Highlights the lack of open and accessible data on the performance of key public services. If the political and social impacts of open data are to be realised, work to increase the supply of datasets from right across government will be needed, alongside sustained investment in capacity building, training and support for effective data use.
The core idea behind Open Government Data (OGD) is a simple one: public data should be a shared resource. Making data open is valuable not only for the government departments that collect and release the data, but also for citizens, entrepreneurs and other parts of the public sector.
The implementation of OGD takes dedicated and sustained policy attention. Affecting widespread impact through the release of OGD relies not only upon the supply of high-quality data, but also upon the capacity of users to work with the data, and the ability of government to engage proactively with those users.
In our complex world, access to OGD has the power to secure enhanced government accountability, empower coordinated action to improve public services and civil society, and inspire new business ideas. Yet far too often, access to data, along with the skills to understand and make use of it, are distributed unequally, and would-be users frequently encounter unnecessary technical and legal restrictions that prevent data re-use. Calls for a “Data Revolution” — led by the United Nations — have placed renewed attention on ensuring the collection and management of high-quality data around the world through strengthened statistical capacity, and are driving a focus on the use of new “big data” resources in policy making.

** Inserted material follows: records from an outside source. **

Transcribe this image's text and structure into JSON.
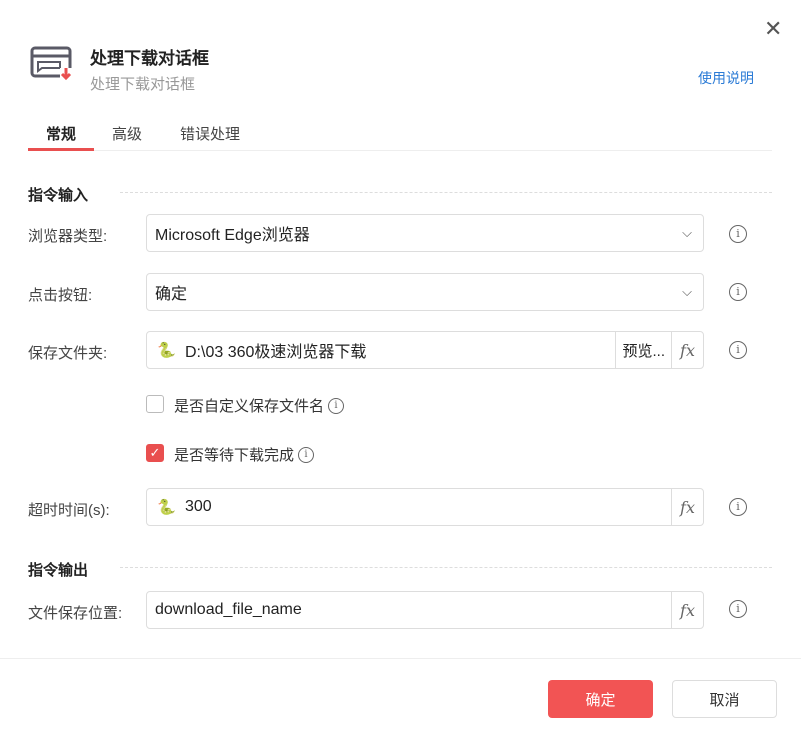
{
  "dialog": {
    "title": "处理下载对话框",
    "subtitle": "处理下载对话框",
    "help": "使用说明",
    "close": "✕"
  },
  "tabs": [
    {
      "label": "常规"
    },
    {
      "label": "高级"
    },
    {
      "label": "错误处理"
    }
  ],
  "input_section": "指令输入",
  "output_section": "指令输出",
  "fields": {
    "browser": {
      "label": "浏览器类型:",
      "value": "Microsoft Edge浏览器"
    },
    "button": {
      "label": "点击按钮:",
      "value": "确定"
    },
    "folder": {
      "label": "保存文件夹:",
      "value": "D:\\03 360极速浏览器下载",
      "browse": "预览..."
    },
    "custom_name": {
      "label": "是否自定义保存文件名",
      "checked": false
    },
    "wait": {
      "label": "是否等待下载完成",
      "checked": true
    },
    "timeout": {
      "label": "超时时间(s):",
      "value": "300"
    },
    "save_location": {
      "label": "文件保存位置:",
      "value": "download_file_name"
    }
  },
  "fx": "fx",
  "info": "i",
  "footer": {
    "ok": "确定",
    "cancel": "取消"
  }
}
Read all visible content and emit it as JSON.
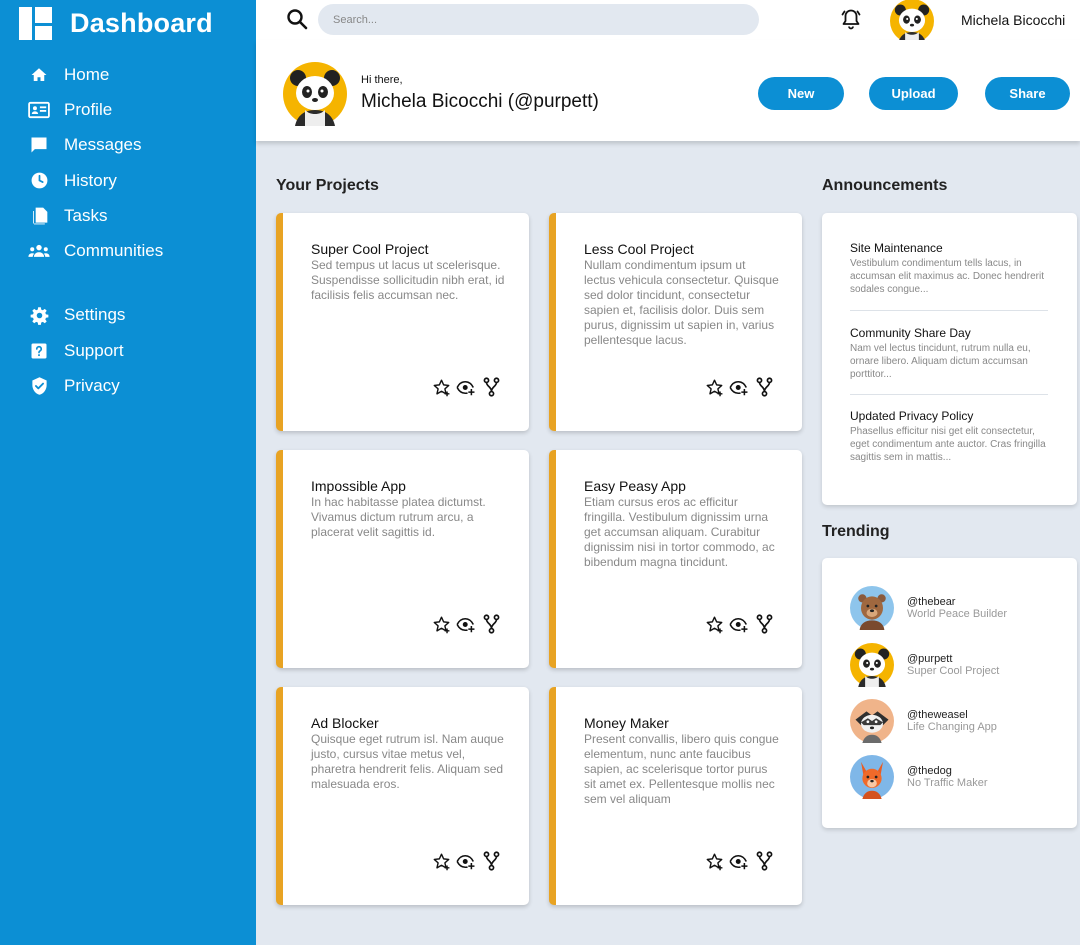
{
  "sidebar": {
    "title": "Dashboard",
    "nav": [
      {
        "label": "Home",
        "icon": "home-icon"
      },
      {
        "label": "Profile",
        "icon": "id-card-icon"
      },
      {
        "label": "Messages",
        "icon": "chat-icon"
      },
      {
        "label": "History",
        "icon": "clock-icon"
      },
      {
        "label": "Tasks",
        "icon": "documents-icon"
      },
      {
        "label": "Communities",
        "icon": "people-icon"
      }
    ],
    "nav2": [
      {
        "label": "Settings",
        "icon": "gear-icon"
      },
      {
        "label": "Support",
        "icon": "help-icon"
      },
      {
        "label": "Privacy",
        "icon": "shield-icon"
      }
    ]
  },
  "topbar": {
    "search_placeholder": "Search...",
    "username": "Michela Bicocchi"
  },
  "header": {
    "greeting": "Hi there,",
    "name": "Michela Bicocchi (@purpett)",
    "buttons": {
      "new": "New",
      "upload": "Upload",
      "share": "Share"
    }
  },
  "projects": {
    "title": "Your Projects",
    "items": [
      {
        "title": "Super Cool Project",
        "desc": "Sed tempus ut lacus ut scelerisque. Suspendisse sollicitudin nibh erat, id facilisis felis accumsan nec."
      },
      {
        "title": "Less Cool Project",
        "desc": "Nullam condimentum ipsum ut lectus vehicula consectetur. Quisque sed dolor tincidunt, consectetur sapien et, facilisis dolor. Duis sem purus, dignissim ut sapien in, varius pellentesque lacus."
      },
      {
        "title": "Impossible App",
        "desc": "In hac habitasse platea dictumst. Vivamus dictum rutrum arcu, a placerat velit sagittis id."
      },
      {
        "title": "Easy Peasy App",
        "desc": "Etiam cursus eros ac efficitur fringilla. Vestibulum dignissim urna get accumsan aliquam. Curabitur dignissim nisi in tortor commodo, ac bibendum magna tincidunt."
      },
      {
        "title": "Ad Blocker",
        "desc": "Quisque eget rutrum isl. Nam auque justo, cursus vitae metus vel, pharetra hendrerit felis. Aliquam sed malesuada eros."
      },
      {
        "title": "Money Maker",
        "desc": "Present convallis, libero quis congue elementum, nunc ante faucibus sapien, ac scelerisque tortor purus sit amet ex. Pellentesque mollis nec sem vel aliquam"
      }
    ]
  },
  "announcements": {
    "title": "Announcements",
    "items": [
      {
        "title": "Site Maintenance",
        "desc": "Vestibulum condimentum tells lacus, in accumsan elit maximus ac. Donec hendrerit sodales congue..."
      },
      {
        "title": "Community Share Day",
        "desc": "Nam vel lectus tincidunt, rutrum nulla eu, ornare libero. Aliquam dictum accumsan porttitor..."
      },
      {
        "title": "Updated Privacy Policy",
        "desc": "Phasellus efficitur nisi get elit consectetur, eget condimentum ante auctor. Cras fringilla sagittis sem in mattis..."
      }
    ]
  },
  "trending": {
    "title": "Trending",
    "items": [
      {
        "handle": "@thebear",
        "sub": "World Peace Builder",
        "avatar": "bear-avatar"
      },
      {
        "handle": "@purpett",
        "sub": "Super Cool Project",
        "avatar": "panda-avatar"
      },
      {
        "handle": "@theweasel",
        "sub": "Life Changing App",
        "avatar": "weasel-avatar"
      },
      {
        "handle": "@thedog",
        "sub": "No Traffic Maker",
        "avatar": "dog-avatar"
      }
    ]
  },
  "colors": {
    "sidebar": "#0c8fd4",
    "accent_bar": "#e8a323",
    "background": "#e2e8f0"
  }
}
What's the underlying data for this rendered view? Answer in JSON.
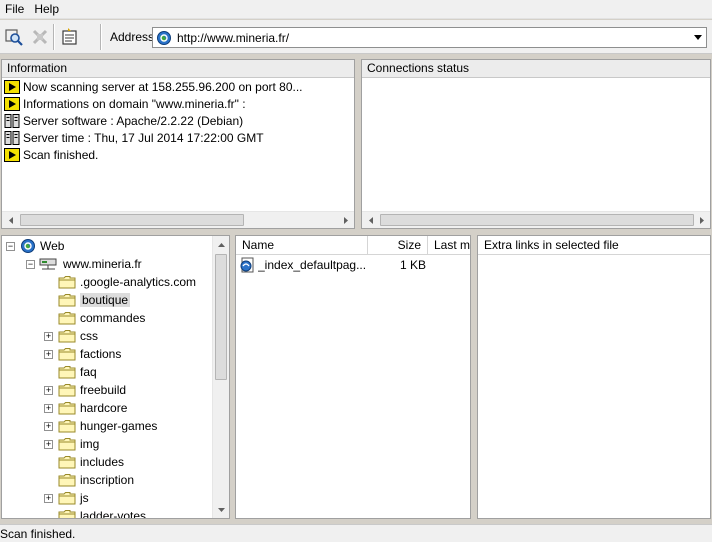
{
  "menu": {
    "file": "File",
    "help": "Help"
  },
  "toolbar": {
    "address_label": "Address",
    "address_value": "http://www.mineria.fr/"
  },
  "information": {
    "title": "Information",
    "lines": [
      {
        "icon": "arrow-icon",
        "text": "Now scanning server at 158.255.96.200 on port 80..."
      },
      {
        "icon": "arrow-icon",
        "text": "Informations on domain \"www.mineria.fr\" :"
      },
      {
        "icon": "server-icon",
        "text": "Server software : Apache/2.2.22 (Debian)"
      },
      {
        "icon": "server-icon",
        "text": "Server time : Thu, 17 Jul 2014 17:22:00 GMT"
      },
      {
        "icon": "arrow-icon",
        "text": "Scan finished."
      }
    ]
  },
  "connections": {
    "title": "Connections status"
  },
  "tree": {
    "root": "Web",
    "host": "www.mineria.fr",
    "folders": [
      {
        "name": ".google-analytics.com",
        "expandable": false
      },
      {
        "name": "boutique",
        "expandable": false,
        "selected": true
      },
      {
        "name": "commandes",
        "expandable": false
      },
      {
        "name": "css",
        "expandable": true
      },
      {
        "name": "factions",
        "expandable": true
      },
      {
        "name": "faq",
        "expandable": false
      },
      {
        "name": "freebuild",
        "expandable": true
      },
      {
        "name": "hardcore",
        "expandable": true
      },
      {
        "name": "hunger-games",
        "expandable": true
      },
      {
        "name": "img",
        "expandable": true
      },
      {
        "name": "includes",
        "expandable": false
      },
      {
        "name": "inscription",
        "expandable": false
      },
      {
        "name": "js",
        "expandable": true
      },
      {
        "name": "ladder-votes",
        "expandable": false
      }
    ]
  },
  "files": {
    "columns": {
      "name": "Name",
      "size": "Size",
      "last": "Last m"
    },
    "rows": [
      {
        "name": "_index_defaultpag...",
        "size": "1 KB"
      }
    ]
  },
  "extra_links": {
    "title": "Extra links in selected file"
  },
  "status": {
    "text": "Scan finished."
  }
}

Against this backdrop, questions concerning who has access to data, and whether citizens have the capability and freedoms to create, access, and analyse data about their own communities and concerns, become ever more important for securing a fair balance of power in our societies.